When we watch old movies or programs, read old books, listen to old audio recordings, it quickly become apparent that tastes in humor change, mostly due to evolving senses of what is appropriate for being laughed at. There are racist and sexist and disableist jokes that are only painful to hear, because it is embarrassing to realize that some people find/found their humor in the ridicule of demeaning others. When the “Jokes you cannot tell in mixed company” have turned into “Jokes you wouldn’t even want to tell in any kind of company”, you get some hope that maybe society is growing up … just a little bit.
An upcoming movie is such an example of humor that fails its efforts to parody. Much of comedy has to be “cutting edge” to have the surprise value. It pushes at the borders of acceptable behavior, and relies on our ability to laugh as a means of dealing with stress. Treading the edges of propriety can be rich source, but can also backfire if the comedian does not have a good sense of the audience and of the purpose of their material.

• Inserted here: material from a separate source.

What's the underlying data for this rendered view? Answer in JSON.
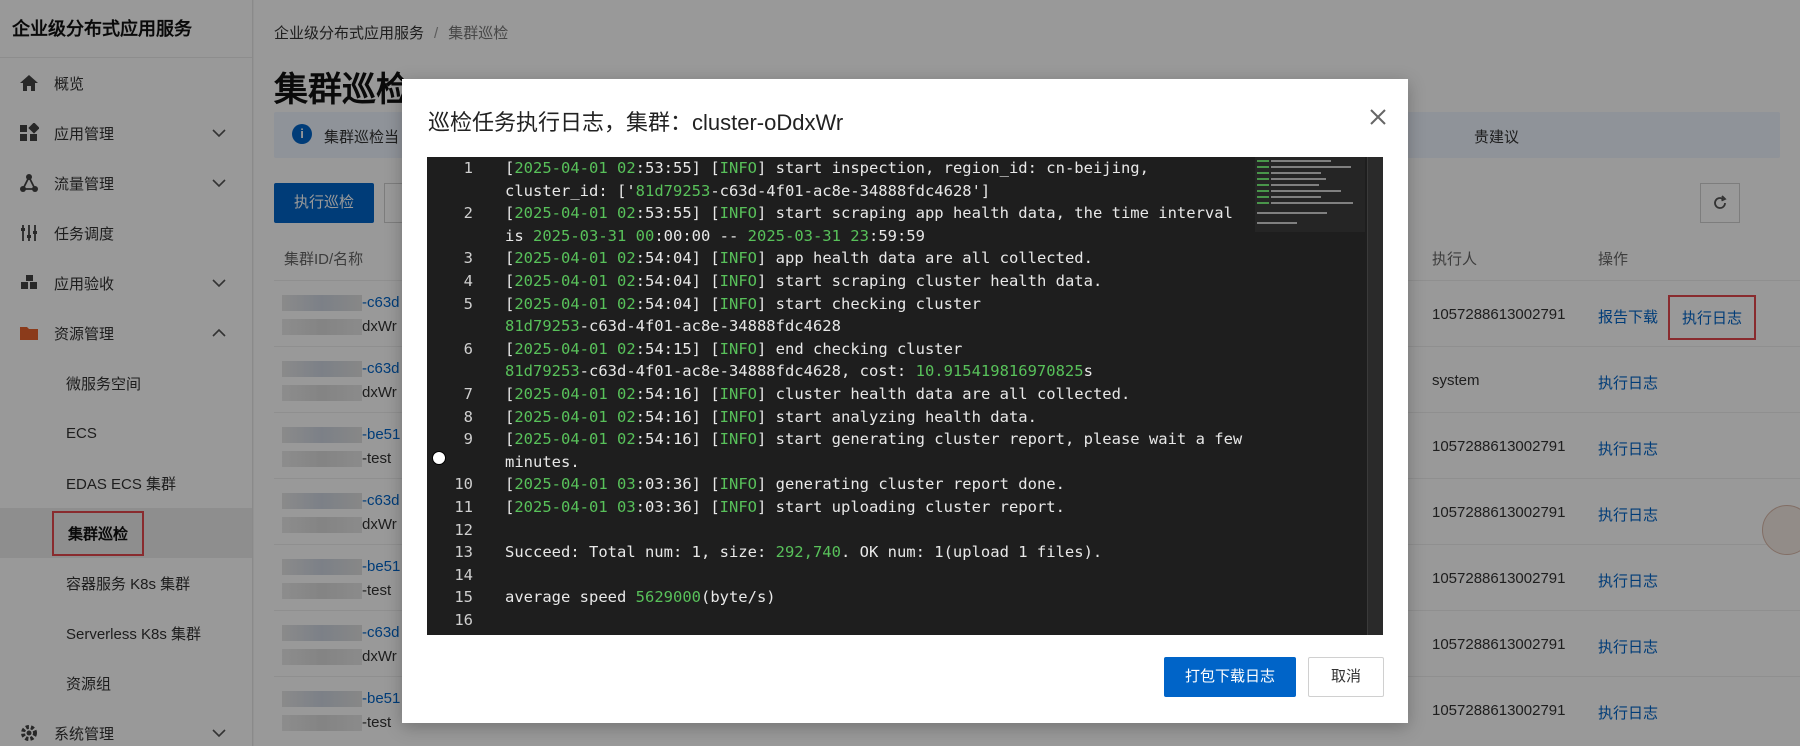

Satire is a particular type of humor; by definition it is designed to “make fun of something” — but to a purpose. It illuminates personal and social problems that we had not really thought about or could not easily discuss, and cleverly uses humor to deflect some of the tension that would have otherwise occurred. Its tools are heavy irony and sarcasm, puns and wordplay, and parodies and comparisons. Properly used satire is wit that seeks to improve society, rather than simply demeaning people. But satire can be misinterpreted. Sometimes the result is more serious than mock-serious, and the audience does not understand that the performer is not really advocating, or believing in what they are presenting.
Comedy can also be misused when poorly-done attempts at humor are sometimes passed off as “satire”. There is a big difference between laughing with someone, and laughing at someone. Attacking someone and then saying, “Oh, it’s just a joke; whatsamatter, can’t you take a joke?” is not true humor. This is “humor” derived from a feeling of superiority, using shame and derision. As I said, satire is wit that seeks to improve society, rather than simply demeaning people. Parody can be a part of satire, but just parody is not necessarily satire. Parody can easily slide into snide efforts that not only lack sacred cows, but also lack sensibility and purpose. Just because you can say something doesn’t mean you should.
And that’s where we seem to be with major parts of this Tropic Thunder movie, that seeks to make fun of many foibles of the movie industry and the whole genre of war movies. Granted, those are certainly rich sources for parody.
But the line gets crossed when people start throwing around the R-word, retard. (Transcript of the scene, and trailer.) No one gives a second thought to using the R-word, even would they would refrain from saying faggot, nigger, kike or any number of other categorically insulting terms. Most people don’t stop to think that it is inherently demeaning to call someone a “Re-tard”. Why? Because compared to other minorities, it’s still “open season” for insulting people with disabilities. It’s assumed to be socially acceptable just because disabled people are considered to be inherently unequal. Most people don’t even give it a second thought.
If this movie is released without edit, I am going to spend the next year hearing kids use the quote, “never go full retard” and cringing and having to bring them up short as to why that word usage is Not Appropriate. They will of course dismiss my concerns by saying that it’s “just a word” and “no one cares” and “everyone says it” and that it’s their “freedom of speech” and I’m “just being over-sensitive” and “don’t have a sense of humor”. It’s always an uphill battle for justice when you first have to point out the injustice, and then explain why the things people are doing are wrong, and then get them to believe you, before you can even insist that people change their habits, and then help change social values. Just read the comments on Patricia E Bauer’s blog post about the movie.
The verb “to retard” means to hinder or delay, and “mentally retarded” is still frequently used to refer to someone who has significant difficulties in learning speed and ability. But there is no nice usage for addressing someone as a Retard. It doesn’t even matter whether or not the person being described or addressed as Retard has such problems. As I have described before, Retard is simply an insulting word. Using the word er, retards efforts at eliminating disablism.
And yet an alarmingly large number of people can’t understand why it’s a problem or why the movie shouldn’t be edited. This is going to be a long, uphill effort.
Here is a video put together by ASAN about the word; it’s captioned subtitled.